  • Cancer Research Institute (Cancer) (780/1,000)
  • Michael J. Fox Foundation for Parkinson's Research (Health - General) (776/1,000)
  • PCI-Media Impact (Reproductive Health, Family Planning, & Abortion) (776/1,000)
  • International Planned Parenthood Federation-Western Hemisphere (Reproductive Health, Family Planning, & Abortion) (766/1,000)
  • Action Against Hunger-USA (Hunger) (764/1,000)
  • FINCA International (International Relief & Development) (764/1,000)
  • International Peace Institute (Peace & International Relations) (764/1,000)


Tier IV Charities

These charities spend a very good percentage (83%+) of their cash budged on programs with minimal overhead. In addition, these charities historically spend very little money in the process of raising funds (typically less than $20 to raise $100), and generally receive less than 50% of their cash revenue from government sources. Finally, these charities always meet certain transparency and governance metrics, while normally providing an acceptable degree of donor privacy.
  • Doctors Without Borders USA (International Relief & Development) (762/1,000)
  • Earthworks (Environment) (762/1,000)
  • Common Cause Education Fund (Public Policy) (760/1,000)
  • CARE USA (International Relief & Development) (758/1,000)

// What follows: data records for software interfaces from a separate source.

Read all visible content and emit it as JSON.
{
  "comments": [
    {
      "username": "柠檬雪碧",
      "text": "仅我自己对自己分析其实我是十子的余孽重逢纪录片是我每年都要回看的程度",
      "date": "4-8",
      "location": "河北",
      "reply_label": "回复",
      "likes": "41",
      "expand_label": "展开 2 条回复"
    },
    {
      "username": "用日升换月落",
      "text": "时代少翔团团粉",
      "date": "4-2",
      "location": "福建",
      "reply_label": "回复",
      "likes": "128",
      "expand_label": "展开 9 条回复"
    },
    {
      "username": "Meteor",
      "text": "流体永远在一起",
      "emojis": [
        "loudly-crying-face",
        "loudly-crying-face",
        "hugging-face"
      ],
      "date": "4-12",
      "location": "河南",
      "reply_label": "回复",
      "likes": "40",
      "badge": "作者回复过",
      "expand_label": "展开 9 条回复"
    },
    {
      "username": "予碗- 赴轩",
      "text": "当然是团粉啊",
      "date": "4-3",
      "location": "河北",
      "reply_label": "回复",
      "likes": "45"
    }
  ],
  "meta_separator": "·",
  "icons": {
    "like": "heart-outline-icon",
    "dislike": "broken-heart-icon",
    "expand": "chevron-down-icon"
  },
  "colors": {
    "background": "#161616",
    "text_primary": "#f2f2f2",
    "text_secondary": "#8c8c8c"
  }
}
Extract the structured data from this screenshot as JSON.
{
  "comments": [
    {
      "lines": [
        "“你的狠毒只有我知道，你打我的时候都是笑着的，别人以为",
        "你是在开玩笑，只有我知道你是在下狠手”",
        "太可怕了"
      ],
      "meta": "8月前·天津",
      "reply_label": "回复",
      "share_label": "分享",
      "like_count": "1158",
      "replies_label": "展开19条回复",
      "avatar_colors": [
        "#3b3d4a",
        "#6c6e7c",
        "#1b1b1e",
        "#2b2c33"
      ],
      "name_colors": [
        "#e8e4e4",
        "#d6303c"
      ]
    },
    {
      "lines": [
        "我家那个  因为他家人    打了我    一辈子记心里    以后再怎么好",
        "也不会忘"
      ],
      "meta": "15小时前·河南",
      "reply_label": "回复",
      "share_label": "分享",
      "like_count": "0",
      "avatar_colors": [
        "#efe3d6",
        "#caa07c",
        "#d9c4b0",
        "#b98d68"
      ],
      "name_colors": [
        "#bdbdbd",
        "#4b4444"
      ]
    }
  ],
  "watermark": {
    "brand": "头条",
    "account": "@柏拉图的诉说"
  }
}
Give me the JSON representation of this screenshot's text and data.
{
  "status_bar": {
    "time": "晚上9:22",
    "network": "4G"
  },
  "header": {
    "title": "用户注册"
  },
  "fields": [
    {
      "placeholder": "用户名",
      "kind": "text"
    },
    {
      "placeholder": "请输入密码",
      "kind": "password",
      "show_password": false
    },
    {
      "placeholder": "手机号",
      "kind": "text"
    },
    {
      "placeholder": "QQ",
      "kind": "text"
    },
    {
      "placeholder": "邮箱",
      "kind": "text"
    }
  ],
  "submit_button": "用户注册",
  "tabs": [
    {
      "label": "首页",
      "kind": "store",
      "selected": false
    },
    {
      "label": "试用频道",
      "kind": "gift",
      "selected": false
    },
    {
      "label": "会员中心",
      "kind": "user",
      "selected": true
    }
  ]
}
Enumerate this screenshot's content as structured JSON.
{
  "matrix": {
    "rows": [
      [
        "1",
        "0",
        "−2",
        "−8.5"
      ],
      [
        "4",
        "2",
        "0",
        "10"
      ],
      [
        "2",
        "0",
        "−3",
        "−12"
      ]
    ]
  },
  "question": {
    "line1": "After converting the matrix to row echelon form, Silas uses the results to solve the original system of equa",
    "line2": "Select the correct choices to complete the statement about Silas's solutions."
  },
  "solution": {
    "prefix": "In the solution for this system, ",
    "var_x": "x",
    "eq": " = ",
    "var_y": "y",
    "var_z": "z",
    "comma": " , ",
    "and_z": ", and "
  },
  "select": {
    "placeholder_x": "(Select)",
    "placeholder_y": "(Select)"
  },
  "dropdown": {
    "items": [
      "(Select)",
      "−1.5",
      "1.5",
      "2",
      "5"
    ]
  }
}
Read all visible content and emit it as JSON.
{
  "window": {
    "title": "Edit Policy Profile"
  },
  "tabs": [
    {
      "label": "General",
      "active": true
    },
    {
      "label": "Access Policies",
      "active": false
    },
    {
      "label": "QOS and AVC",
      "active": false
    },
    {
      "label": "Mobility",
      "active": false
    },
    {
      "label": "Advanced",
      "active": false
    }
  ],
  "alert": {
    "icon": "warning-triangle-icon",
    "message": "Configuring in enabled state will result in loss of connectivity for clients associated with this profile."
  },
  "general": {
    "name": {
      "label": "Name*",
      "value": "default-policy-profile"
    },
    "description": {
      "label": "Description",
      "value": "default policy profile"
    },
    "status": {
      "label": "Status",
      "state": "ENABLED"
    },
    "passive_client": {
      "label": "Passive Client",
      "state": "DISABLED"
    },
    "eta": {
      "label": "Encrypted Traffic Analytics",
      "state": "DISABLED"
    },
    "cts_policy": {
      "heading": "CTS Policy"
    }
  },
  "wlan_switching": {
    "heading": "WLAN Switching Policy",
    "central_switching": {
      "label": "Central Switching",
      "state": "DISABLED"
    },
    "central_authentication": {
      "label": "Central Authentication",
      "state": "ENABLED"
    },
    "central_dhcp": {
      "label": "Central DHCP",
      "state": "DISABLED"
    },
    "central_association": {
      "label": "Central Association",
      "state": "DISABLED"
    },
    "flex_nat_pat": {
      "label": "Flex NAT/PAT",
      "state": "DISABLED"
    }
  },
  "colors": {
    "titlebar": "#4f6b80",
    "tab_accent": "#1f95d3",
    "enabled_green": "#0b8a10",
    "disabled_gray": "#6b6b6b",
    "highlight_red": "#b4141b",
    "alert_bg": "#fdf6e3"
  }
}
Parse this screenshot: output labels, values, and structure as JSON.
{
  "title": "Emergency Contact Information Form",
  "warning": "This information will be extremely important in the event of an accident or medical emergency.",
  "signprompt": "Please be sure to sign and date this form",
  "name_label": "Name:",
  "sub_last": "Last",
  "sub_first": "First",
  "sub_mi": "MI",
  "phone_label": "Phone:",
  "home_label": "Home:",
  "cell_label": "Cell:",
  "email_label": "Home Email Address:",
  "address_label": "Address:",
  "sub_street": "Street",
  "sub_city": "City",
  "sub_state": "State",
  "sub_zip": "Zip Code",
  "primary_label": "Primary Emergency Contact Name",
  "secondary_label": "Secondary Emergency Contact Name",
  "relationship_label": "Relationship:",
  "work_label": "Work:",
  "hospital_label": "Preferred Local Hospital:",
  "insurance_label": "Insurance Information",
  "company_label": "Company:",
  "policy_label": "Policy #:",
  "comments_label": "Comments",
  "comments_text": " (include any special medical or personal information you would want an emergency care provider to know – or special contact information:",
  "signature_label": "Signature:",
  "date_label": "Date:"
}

  • Children Incorporated (Child Sponsorship) (758/1,000)
  • Dian Fossey Gorilla Fund International (Animal & Animal Protection) (750/1,000)
  • National Park Foundation (NPF) (Environment) (750/1,000)
  • National Wildlife Federation (Environment) (750/1,000)
  • Homes for Our Troops (Veterans & Military) (748/1,000)
  • Big Brothers/Big Sisters of America (National Office) (Youth Development) (744/1,000)
  • Partnership for Drug-Free Kids (Drug & Alcohol Abuse) (744/1,000)
  • Memorial Sloan Kettering Cancer Center (Cancer) (740/1,000)
  • Sierra Club Foundation (Environment) (740/1,000)
  • CEDARS (Youth-Residential) (738/1,000)
  • TechnoServe (International Relief & Development) (738/1,000)
  • Opportunity International (International Relief & Development) (734/1,000)
  • Helen Keller International (Blind & Visually Impaired) (728/1,000)
  • Children International (Child Sponsorship) (722/1,000)
  • Children's Defense Fund (Child Protection) (722/1,000)
  • Goodwill Industries International (National Office) (Disabled) (722/1,000)
  • Girls Incorporated (National Office) (Youth Development) (720/1,000)
  • Salk Institute for Biological Studies (Health - General) (718/1,000)
  • Wounded Warriors Family Support (Veterans & Military) (718/1,000)